In the Jamieson-Fausset-Brown Bible Commentary we read, “Alone, the wisdom of the serpent is mere cunning, and the harmlessness of the dove little better than weakness: but in combination, the wisdom of the serpent would save them from unnecessary exposure to danger; the harmlessness of the dove, from sinful expedients to escape it. In the apostolic age of Christianity…there was a manly (sic) combination of unflinching zeal and calm discretion, before which nothing was able to stand.”

St. Paul, notes that he was shrewd, yet guileless, to win converts to Christ. “To those without the Law I became like one without the Law (though I am not outside the law of God but am under the law of Christ), to win those without the Law. To the weak I became weak, to win the weak. I have become all things to all men, so that by all possible means I might save some of them. I do all this for the sake of the gospel, so that I may share in its blessings.” (I Corinthians 9:22)

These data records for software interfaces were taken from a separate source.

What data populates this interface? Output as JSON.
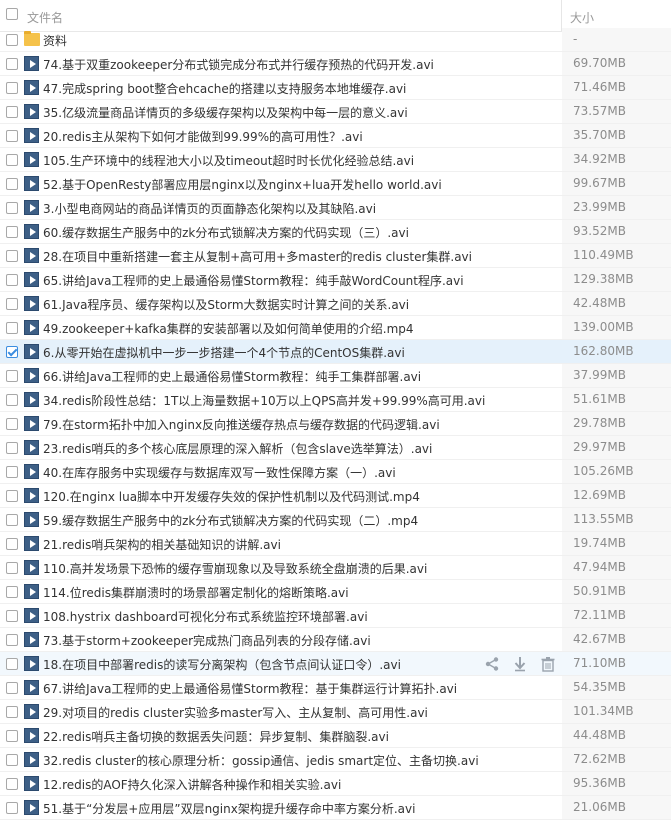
{
  "header": {
    "name_label": "文件名",
    "size_label": "大小"
  },
  "files": [
    {
      "name": "资料",
      "size": "-",
      "type": "folder",
      "checked": false
    },
    {
      "name": "74.基于双重zookeeper分布式锁完成分布式并行缓存预热的代码开发.avi",
      "size": "69.70MB",
      "type": "video",
      "checked": false
    },
    {
      "name": "47.完成spring boot整合ehcache的搭建以支持服务本地堆缓存.avi",
      "size": "71.46MB",
      "type": "video",
      "checked": false
    },
    {
      "name": "35.亿级流量商品详情页的多级缓存架构以及架构中每一层的意义.avi",
      "size": "73.57MB",
      "type": "video",
      "checked": false
    },
    {
      "name": "20.redis主从架构下如何才能做到99.99%的高可用性？.avi",
      "size": "35.70MB",
      "type": "video",
      "checked": false
    },
    {
      "name": "105.生产环境中的线程池大小以及timeout超时时长优化经验总结.avi",
      "size": "34.92MB",
      "type": "video",
      "checked": false
    },
    {
      "name": "52.基于OpenResty部署应用层nginx以及nginx+lua开发hello world.avi",
      "size": "99.67MB",
      "type": "video",
      "checked": false
    },
    {
      "name": "3.小型电商网站的商品详情页的页面静态化架构以及其缺陷.avi",
      "size": "23.99MB",
      "type": "video",
      "checked": false
    },
    {
      "name": "60.缓存数据生产服务中的zk分布式锁解决方案的代码实现（三）.avi",
      "size": "93.52MB",
      "type": "video",
      "checked": false
    },
    {
      "name": "28.在项目中重新搭建一套主从复制+高可用+多master的redis cluster集群.avi",
      "size": "110.49MB",
      "type": "video",
      "checked": false
    },
    {
      "name": "65.讲给Java工程师的史上最通俗易懂Storm教程：纯手敲WordCount程序.avi",
      "size": "129.38MB",
      "type": "video",
      "checked": false
    },
    {
      "name": "61.Java程序员、缓存架构以及Storm大数据实时计算之间的关系.avi",
      "size": "42.48MB",
      "type": "video",
      "checked": false
    },
    {
      "name": "49.zookeeper+kafka集群的安装部署以及如何简单使用的介绍.mp4",
      "size": "139.00MB",
      "type": "video",
      "checked": false
    },
    {
      "name": "6.从零开始在虚拟机中一步一步搭建一个4个节点的CentOS集群.avi",
      "size": "162.80MB",
      "type": "video",
      "checked": true
    },
    {
      "name": "66.讲给Java工程师的史上最通俗易懂Storm教程：纯手工集群部署.avi",
      "size": "37.99MB",
      "type": "video",
      "checked": false
    },
    {
      "name": "34.redis阶段性总结：1T以上海量数据+10万以上QPS高并发+99.99%高可用.avi",
      "size": "51.61MB",
      "type": "video",
      "checked": false
    },
    {
      "name": "79.在storm拓扑中加入nginx反向推送缓存热点与缓存数据的代码逻辑.avi",
      "size": "29.78MB",
      "type": "video",
      "checked": false
    },
    {
      "name": "23.redis哨兵的多个核心底层原理的深入解析（包含slave选举算法）.avi",
      "size": "29.97MB",
      "type": "video",
      "checked": false
    },
    {
      "name": "40.在库存服务中实现缓存与数据库双写一致性保障方案（一）.avi",
      "size": "105.26MB",
      "type": "video",
      "checked": false
    },
    {
      "name": "120.在nginx lua脚本中开发缓存失效的保护性机制以及代码测试.mp4",
      "size": "12.69MB",
      "type": "video",
      "checked": false
    },
    {
      "name": "59.缓存数据生产服务中的zk分布式锁解决方案的代码实现（二）.mp4",
      "size": "113.55MB",
      "type": "video",
      "checked": false
    },
    {
      "name": "21.redis哨兵架构的相关基础知识的讲解.avi",
      "size": "19.74MB",
      "type": "video",
      "checked": false
    },
    {
      "name": "110.高并发场景下恐怖的缓存雪崩现象以及导致系统全盘崩溃的后果.avi",
      "size": "47.94MB",
      "type": "video",
      "checked": false
    },
    {
      "name": "114.位redis集群崩溃时的场景部署定制化的熔断策略.avi",
      "size": "50.91MB",
      "type": "video",
      "checked": false
    },
    {
      "name": "108.hystrix dashboard可视化分布式系统监控环境部署.avi",
      "size": "72.11MB",
      "type": "video",
      "checked": false
    },
    {
      "name": "73.基于storm+zookeeper完成热门商品列表的分段存储.avi",
      "size": "42.67MB",
      "type": "video",
      "checked": false
    },
    {
      "name": "18.在项目中部署redis的读写分离架构（包含节点间认证口令）.avi",
      "size": "71.10MB",
      "type": "video",
      "checked": false,
      "hover": true
    },
    {
      "name": "67.讲给Java工程师的史上最通俗易懂Storm教程：基于集群运行计算拓扑.avi",
      "size": "54.35MB",
      "type": "video",
      "checked": false
    },
    {
      "name": "29.对项目的redis cluster实验多master写入、主从复制、高可用性.avi",
      "size": "101.34MB",
      "type": "video",
      "checked": false
    },
    {
      "name": "22.redis哨兵主备切换的数据丢失问题：异步复制、集群脑裂.avi",
      "size": "44.48MB",
      "type": "video",
      "checked": false
    },
    {
      "name": "32.redis cluster的核心原理分析：gossip通信、jedis smart定位、主备切换.avi",
      "size": "72.62MB",
      "type": "video",
      "checked": false
    },
    {
      "name": "12.redis的AOF持久化深入讲解各种操作和相关实验.avi",
      "size": "95.36MB",
      "type": "video",
      "checked": false
    },
    {
      "name": "51.基于“分发层+应用层”双层nginx架构提升缓存命中率方案分析.avi",
      "size": "21.06MB",
      "type": "video",
      "checked": false
    }
  ],
  "hover_actions": [
    "share-icon",
    "download-icon",
    "delete-icon"
  ]
}
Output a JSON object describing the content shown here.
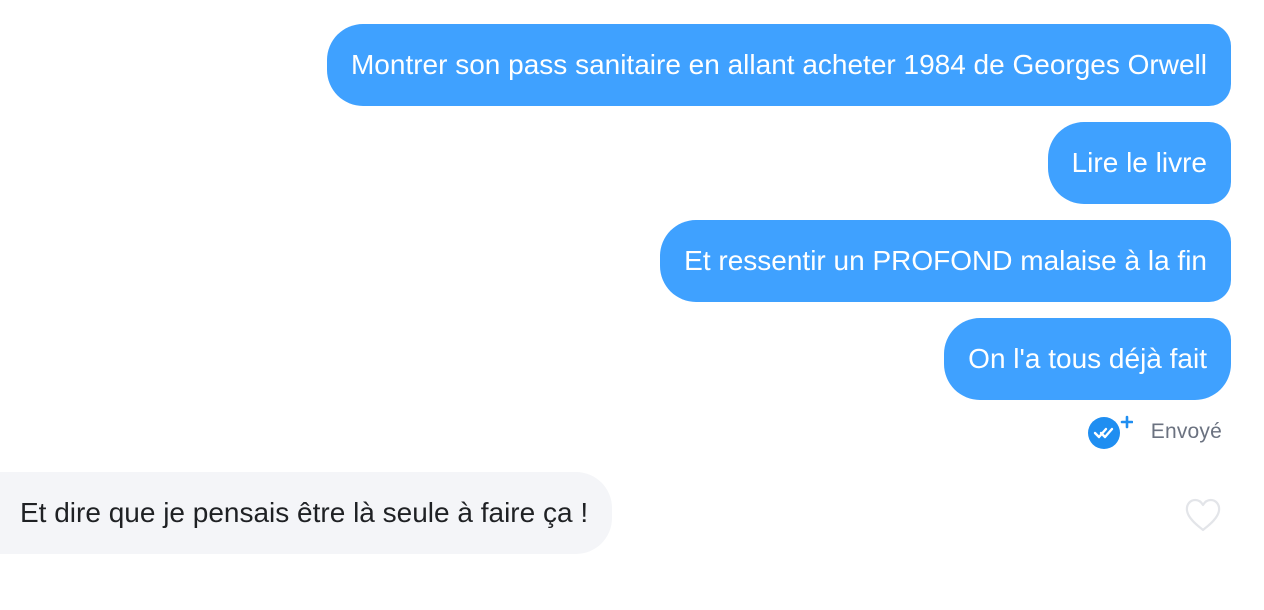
{
  "conversation": {
    "sent_messages": [
      "Montrer son pass sanitaire en allant acheter 1984 de Georges Orwell",
      "Lire le livre",
      "Et ressentir un PROFOND malaise à la fin",
      "On l'a tous déjà fait"
    ],
    "status": {
      "icon": "double-check-plus-icon",
      "label": "Envoyé"
    },
    "received_messages": [
      "Et dire que je pensais être là seule à faire ça !"
    ],
    "like_icon": "heart-outline-icon"
  },
  "colors": {
    "sent_bubble": "#3fa1ff",
    "received_bubble": "#f4f5f8",
    "status_text": "#6b7280",
    "read_badge": "#1f8ef1"
  }
}
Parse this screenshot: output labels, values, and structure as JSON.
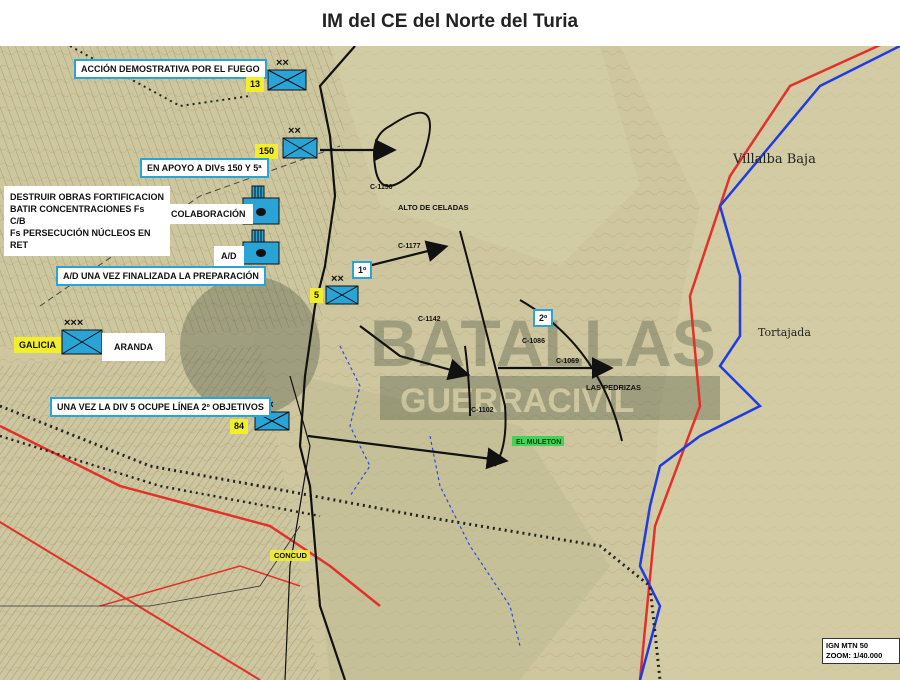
{
  "title": "IM del CE del Norte del Turia",
  "labels": {
    "accion": "ACCIÓN DEMOSTRATIVA POR EL FUEGO",
    "apoyo": "EN APOYO A DIVs 150 Y 5ª",
    "destruir1": "DESTRUIR OBRAS FORTIFICACION",
    "destruir2": "BATIR CONCENTRACIONES Fs",
    "destruir3": "C/B",
    "destruir4": "Fs PERSECUCIÓN NÚCLEOS EN RET",
    "colaboracion": "COLABORACIÓN",
    "ad": "A/D",
    "ad_prep": "A/D UNA VEZ FINALIZADA LA PREPARACIÓN",
    "una_vez": "UNA VEZ LA DIV 5 OCUPE LÍNEA  2º OBJETIVOS",
    "aranda": "ARANDA",
    "galicia": "GALICIA"
  },
  "units": {
    "u13": "13",
    "u150": "150",
    "u5": "5",
    "u84": "84"
  },
  "objectives": {
    "obj1": "1º",
    "obj2": "2º"
  },
  "map_places": {
    "alto_celadas": "ALTO DE CELADAS",
    "las_pedrizas": "LAS PEDRIZAS",
    "el_muleton": "EL MULETON",
    "concud": "CONCUD",
    "villalba": "Villalba Baja",
    "tortajada": "Tortajada",
    "c1177": "C-1177",
    "c1142": "C-1142",
    "c1069": "C-1069",
    "c1086": "C-1086",
    "c1102": "C-1102",
    "c1150": "C-1150"
  },
  "watermark": {
    "line1": "BATALLAS",
    "line2": "GUERRACIVIL"
  },
  "scale": {
    "line1": "IGN MTN 50",
    "line2": "ZOOM: 1/40.000"
  },
  "colors": {
    "unit_fill": "#2aa3d6",
    "label_border": "#2aa3d6",
    "highlight": "#f2ee2b",
    "road": "#e2312a",
    "river": "#1f3ce0",
    "map_base": "#c9c49d"
  }
}
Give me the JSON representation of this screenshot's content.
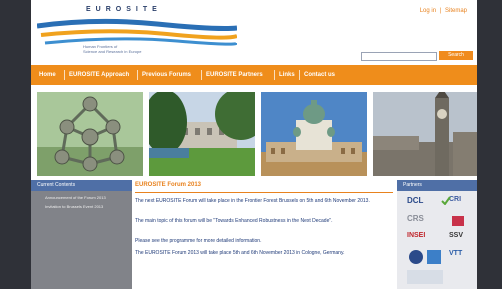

In learning to be ‘shrewd as snakes and innocent as doves’, we might do well to consider our battles before we act. Our actions are always to point toward God, yet sometimes we need to be circumspect about how we do that. Sometimes we need to ‘become weak, to win the weak’. Esther was not weak. Indeed, she showed great courage in being a whistle-blower about the great evil Haman planned. Esther had to confront her fears, and face the possibility of death at the worst, or just disbelief. She prepared for her test by prayer and fasting for three days, in concert with all the Jews in the city. (Esther 4:16)

Esther, the Jewish exile in a foreign court, pretended to offer a simple invitation to a feast. However, she was using wisdom from God to save her people. We may think we have to act immediately to confront an injustice. Perhaps, like Esther, we would be well served to pause and pray first. Then we can act wisely, yet with sincerity.

In the early church, the Philippians are urged to “become blameless and pure, ‘children of God without fault in a warped and crooked generation.’ Then you will shine among them like stars in the sky.” (Philippians 2:15)

As we seek wisdom to deal with situations, we must look to God first. The first part of the Matthew 10:16 verse says, “I am sending you out [as sheep among wolves].” It is God who sets the course. It may seem to be dangerous, but we can trust that God is with us in and through it all, just as God worked through Esther’s courage to save the Jews in Persia.

Is there a current situation where you need to be both wise and circumspect?

How can you be a child “of God without fault in a warped and crooked generation”?